● ACTIVITY
Gather from the listing below each line that includes the word "your", and copy it.

● INPUT MATERIAL

★ ★ ★ ★ ★ ★ ★

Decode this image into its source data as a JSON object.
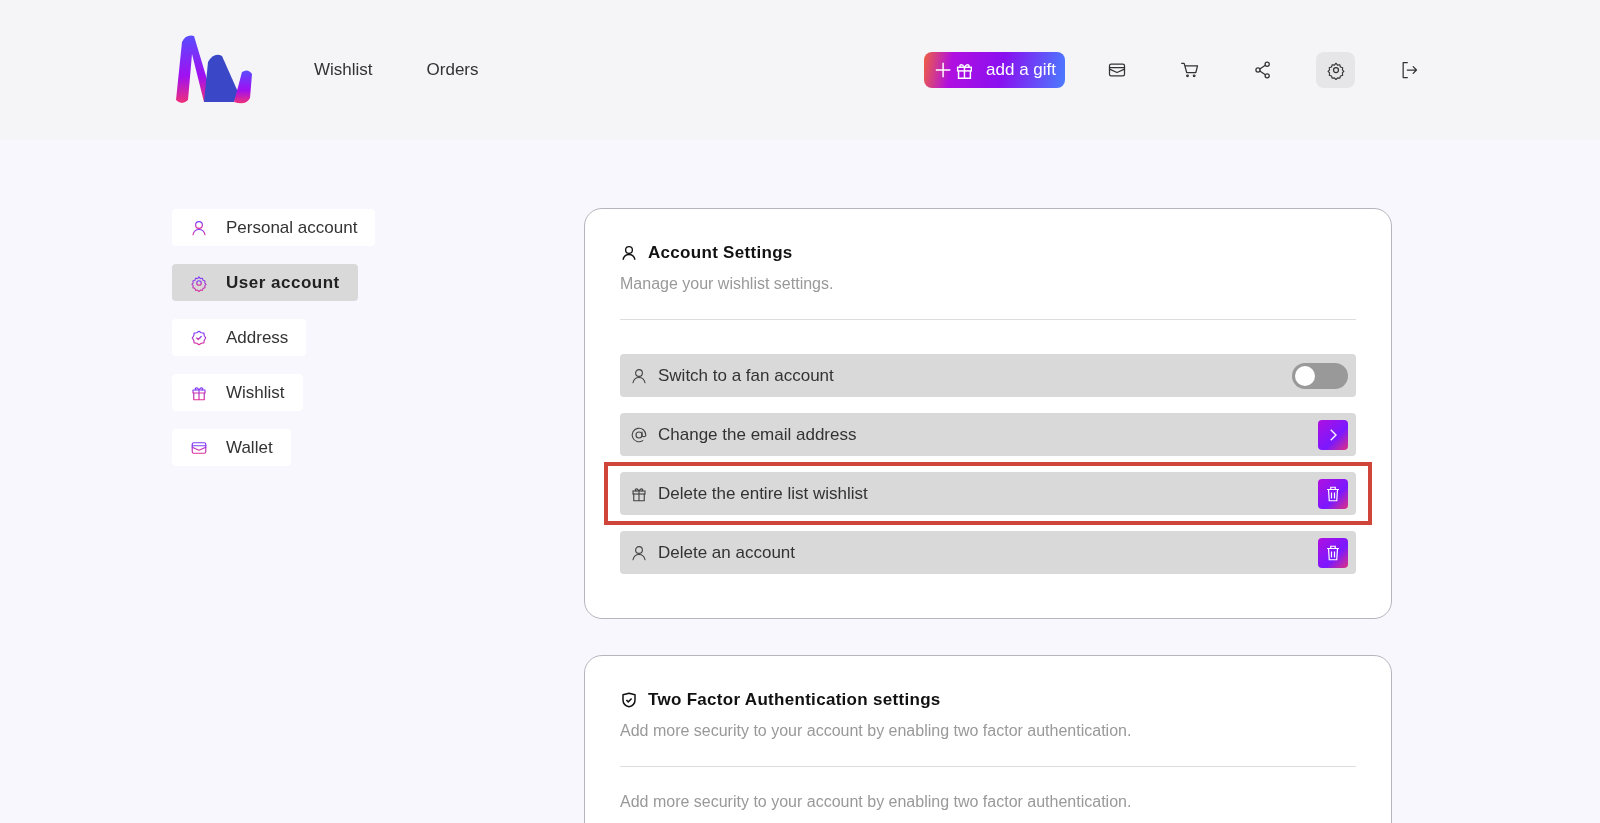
{
  "header": {
    "nav": [
      {
        "label": "Wishlist"
      },
      {
        "label": "Orders"
      }
    ],
    "add_gift": {
      "label": "add a gift"
    },
    "icons": [
      {
        "kind": "wallet",
        "selected": false
      },
      {
        "kind": "cart",
        "selected": false
      },
      {
        "kind": "share",
        "selected": false
      },
      {
        "kind": "settings",
        "selected": true
      },
      {
        "kind": "logout",
        "selected": false
      }
    ]
  },
  "sidebar": {
    "items": [
      {
        "label": "Personal account",
        "kind": "user",
        "selected": false
      },
      {
        "label": "User account",
        "kind": "settings",
        "selected": true
      },
      {
        "label": "Address",
        "kind": "badge",
        "selected": false
      },
      {
        "label": "Wishlist",
        "kind": "gift",
        "selected": false
      },
      {
        "label": "Wallet",
        "kind": "wallet",
        "selected": false
      }
    ]
  },
  "account_settings": {
    "title": "Account Settings",
    "subtitle": "Manage your wishlist settings.",
    "rows": [
      {
        "label": "Switch to a fan account",
        "kind": "toggle",
        "on": false,
        "highlighted": false
      },
      {
        "label": "Change the email address",
        "kind": "arrow",
        "highlighted": false
      },
      {
        "label": "Delete the entire list wishlist",
        "kind": "delete",
        "highlighted": true
      },
      {
        "label": "Delete an account",
        "kind": "delete",
        "highlighted": false
      }
    ]
  },
  "two_factor": {
    "title": "Two Factor Authentication settings",
    "subtitle": "Add more security to your account by enabling two factor authentication.",
    "body": "Add more security to your account by enabling two factor authentication."
  }
}
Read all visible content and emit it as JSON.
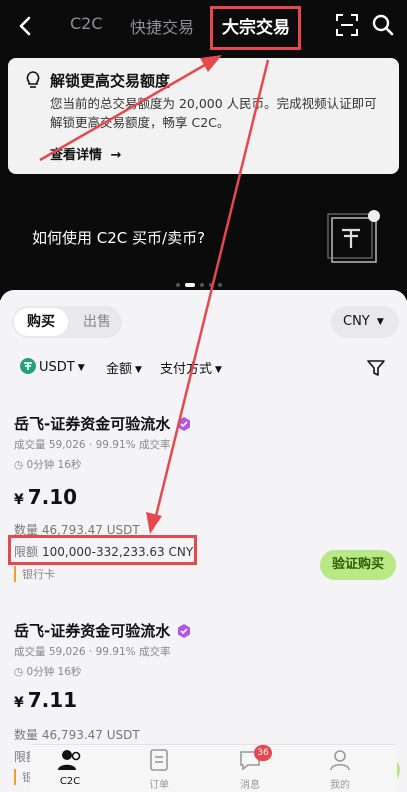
{
  "nav": {
    "tabs": [
      "C2C",
      "快捷交易",
      "大宗交易"
    ],
    "active_tab": "大宗交易"
  },
  "notice": {
    "title": "解锁更高交易额度",
    "body": "您当前的总交易额度为 20,000 人民币。完成视频认证即可解锁更高交易额度，畅享 C2C。",
    "link": "查看详情"
  },
  "promo": {
    "text": "如何使用 C2C 买币/卖币?"
  },
  "trade_toggle": {
    "buy": "购买",
    "sell": "出售"
  },
  "currency": {
    "selected": "CNY"
  },
  "filters": {
    "asset": "USDT",
    "amount": "金额",
    "payment": "支付方式"
  },
  "listings": [
    {
      "merchant": "岳飞-证券资金可验流水",
      "stats": "成交量 59,026 · 99.91% 成交率",
      "time": "0分钟 16秒",
      "currency_symbol": "¥",
      "price": "7.10",
      "qty_label": "数量",
      "qty": "46,793.47 USDT",
      "limit_label": "限额",
      "limit": "100,000-332,233.63 CNY",
      "payment": "银行卡",
      "button": "验证购买"
    },
    {
      "merchant": "岳飞-证券资金可验流水",
      "stats": "成交量 59,026 · 99.91% 成交率",
      "time": "0分钟 16秒",
      "currency_symbol": "¥",
      "price": "7.11",
      "qty_label": "数量",
      "qty": "46,793.47 USDT",
      "limit_label": "限额",
      "payment": "银"
    }
  ],
  "bottom_nav": {
    "items": [
      "C2C",
      "订单",
      "消息",
      "我的"
    ],
    "message_count": "36"
  },
  "colors": {
    "highlight": "#e5484d",
    "buy_button": "#b8e986",
    "dark_bg": "#0b0b0b"
  }
}
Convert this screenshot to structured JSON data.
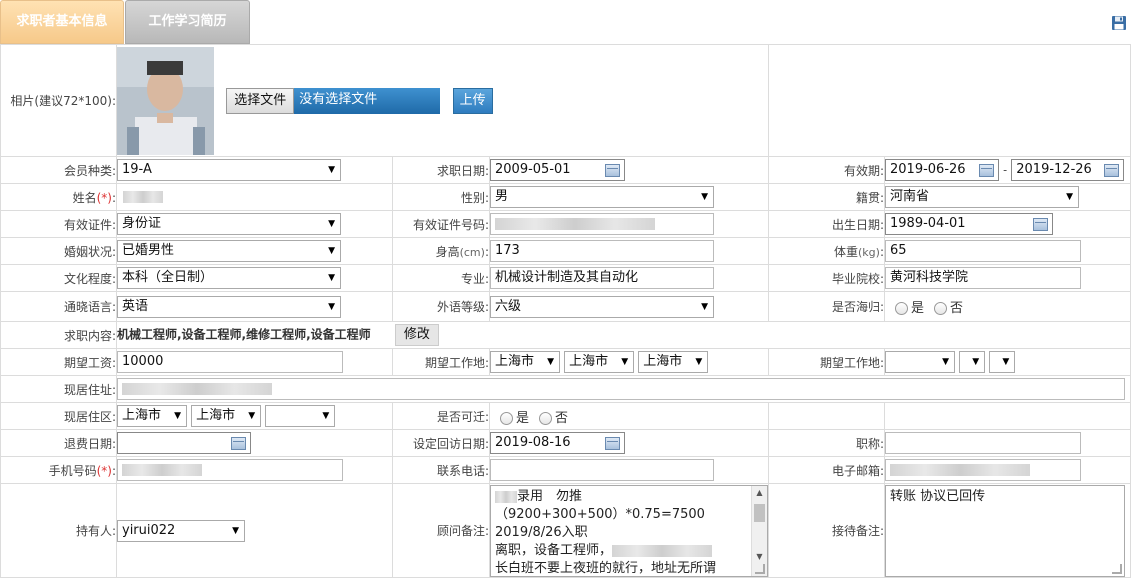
{
  "tabs": {
    "basic": "求职者基本信息",
    "work": "工作学习简历"
  },
  "photo": {
    "label": "相片(建议72*100):",
    "choose_btn": "选择文件",
    "file_status": "没有选择文件",
    "upload_btn": "上传"
  },
  "member_type": {
    "label": "会员种类:",
    "value": "19-A"
  },
  "apply_date": {
    "label": "求职日期:",
    "value": "2009-05-01"
  },
  "valid_period": {
    "label": "有效期:",
    "start": "2019-06-26",
    "sep": "-",
    "end": "2019-12-26"
  },
  "name": {
    "label": "姓名",
    "req": "(*)",
    "colon": ":"
  },
  "gender": {
    "label": "性别:",
    "value": "男"
  },
  "native_place": {
    "label": "籍贯:",
    "value": "河南省"
  },
  "id_type": {
    "label": "有效证件:",
    "value": "身份证"
  },
  "id_number": {
    "label": "有效证件号码:"
  },
  "birth_date": {
    "label": "出生日期:",
    "value": "1989-04-01"
  },
  "marital": {
    "label": "婚姻状况:",
    "value": "已婚男性"
  },
  "height": {
    "label": "身高",
    "unit": "(cm)",
    "colon": ":",
    "value": "173"
  },
  "weight": {
    "label": "体重",
    "unit": "(kg)",
    "colon": ":",
    "value": "65"
  },
  "education": {
    "label": "文化程度:",
    "value": "本科（全日制）"
  },
  "major": {
    "label": "专业:",
    "value": "机械设计制造及其自动化"
  },
  "school": {
    "label": "毕业院校:",
    "value": "黄河科技学院"
  },
  "language": {
    "label": "通晓语言:",
    "value": "英语"
  },
  "lang_level": {
    "label": "外语等级:",
    "value": "六级"
  },
  "overseas": {
    "label": "是否海归:",
    "yes": "是",
    "no": "否"
  },
  "job_content": {
    "label": "求职内容:",
    "value": "机械工程师,设备工程师,维修工程师,设备工程师",
    "edit_btn": "修改"
  },
  "salary": {
    "label": "期望工资:",
    "value": "10000"
  },
  "expect_location1": {
    "label": "期望工作地:",
    "province": "上海市",
    "city": "上海市",
    "district": "上海市"
  },
  "expect_location2": {
    "label": "期望工作地:"
  },
  "address": {
    "label": "现居住址:"
  },
  "residence": {
    "label": "现居住区:",
    "province": "上海市",
    "city": "上海市"
  },
  "relocate": {
    "label": "是否可迁:",
    "yes": "是",
    "no": "否"
  },
  "refund_date": {
    "label": "退费日期:"
  },
  "callback_date": {
    "label": "设定回访日期:",
    "value": "2019-08-16"
  },
  "title": {
    "label": "职称:"
  },
  "mobile": {
    "label": "手机号码",
    "req": "(*)",
    "colon": ":"
  },
  "phone": {
    "label": "联系电话:"
  },
  "email": {
    "label": "电子邮箱:"
  },
  "holder": {
    "label": "持有人:",
    "value": "yirui022"
  },
  "consultant_note": {
    "label": "顾问备注:",
    "line1": "录用　勿推",
    "line2": "（9200+300+500）*0.75=7500",
    "line3": "2019/8/26入职",
    "line4": "离职，设备工程师，",
    "line5": "长白班不要上夜班的就行，地址无所谓"
  },
  "reception_note": {
    "label": "接待备注:",
    "value": "转账 协议已回传"
  }
}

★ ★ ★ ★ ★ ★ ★

● TASK SOLUTION
    "subtitle": "Manage your wishlist settings.",
    "subtitle": "Add more security to your account by enabling two factor authentication.",
    "body": "Add more security to your account by enabling two factor authentication."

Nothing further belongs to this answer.